AMERICAN JOURNAL OF PHYSICAL ANTHROPOLOGY, vol.168, no.4, pp.676-686, 2019 (SCI-Expanded)

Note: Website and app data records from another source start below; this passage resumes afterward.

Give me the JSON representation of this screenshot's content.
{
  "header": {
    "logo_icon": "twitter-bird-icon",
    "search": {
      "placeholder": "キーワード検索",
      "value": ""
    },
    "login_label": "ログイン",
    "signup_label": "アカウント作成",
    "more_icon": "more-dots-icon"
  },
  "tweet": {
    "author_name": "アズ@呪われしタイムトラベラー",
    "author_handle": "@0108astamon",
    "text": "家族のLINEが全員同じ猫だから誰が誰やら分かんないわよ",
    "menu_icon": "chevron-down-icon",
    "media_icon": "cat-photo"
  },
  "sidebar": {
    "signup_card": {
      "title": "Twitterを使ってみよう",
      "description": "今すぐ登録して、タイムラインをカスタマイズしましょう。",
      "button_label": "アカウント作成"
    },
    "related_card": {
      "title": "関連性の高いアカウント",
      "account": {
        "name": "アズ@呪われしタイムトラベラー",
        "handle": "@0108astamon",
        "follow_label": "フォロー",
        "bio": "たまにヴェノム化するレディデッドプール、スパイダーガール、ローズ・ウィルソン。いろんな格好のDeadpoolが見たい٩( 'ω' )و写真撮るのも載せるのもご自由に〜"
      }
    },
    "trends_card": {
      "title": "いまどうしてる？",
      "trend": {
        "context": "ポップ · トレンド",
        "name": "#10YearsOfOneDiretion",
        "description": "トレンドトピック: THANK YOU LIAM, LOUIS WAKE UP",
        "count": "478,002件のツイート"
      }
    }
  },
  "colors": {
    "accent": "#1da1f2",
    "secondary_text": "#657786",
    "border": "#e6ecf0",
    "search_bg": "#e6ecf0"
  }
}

Objective The inhabitants of several sites in the Upper Tigris Valley, such as Hakemi Use, domesticated animals and cereals during the Pottery Neolithic period, while the inhabitants in this valley were hunter-gatherers in the Pre-Pottery Neolithic period, consuming freshwater and terrestrial food resources. However, there is considerable uncertainty surrounding whether or not changes in dietary food composition accompanied the shift in food production away from foraging. In order to reveal the impact of the development of agriculture on the human diet over the Pre-Pottery and Pottery Neolithic periods in this region, we analyzed the isotopic compositions of amino acids from the farmers at the Hakemi Use Pottery Neolithic site, and compared them with those from the Pre-Pottery hunter-gatherers in the close region. Materials and Methods Herein, we report the nitrogen isotopic compositions of amino acids, as well as both carbon and nitrogen isotopic compositions of bulk collagen, from human and faunal remains collected from Hakemi Use. Results Whereas freshwater resources were consumed by hunter-gatherers in this region during the Pre-Pottery period, the delta N-15 values of glutamic acid (delta N-15(Glu)) and phenylalanine (delta N-15(Phe)) suggest that freshwater food resources were rarely consumed by inhabitants following the development of agriculture. Discussion Despite living in similar settings by the Tigris as its inhabitants during the Pre-Pottery period, the farmers of the Pottery Neolithic period depended less on freshwater resources for their diets relative to the hunter-gatherers of the Pre-Pottery Neolithic period.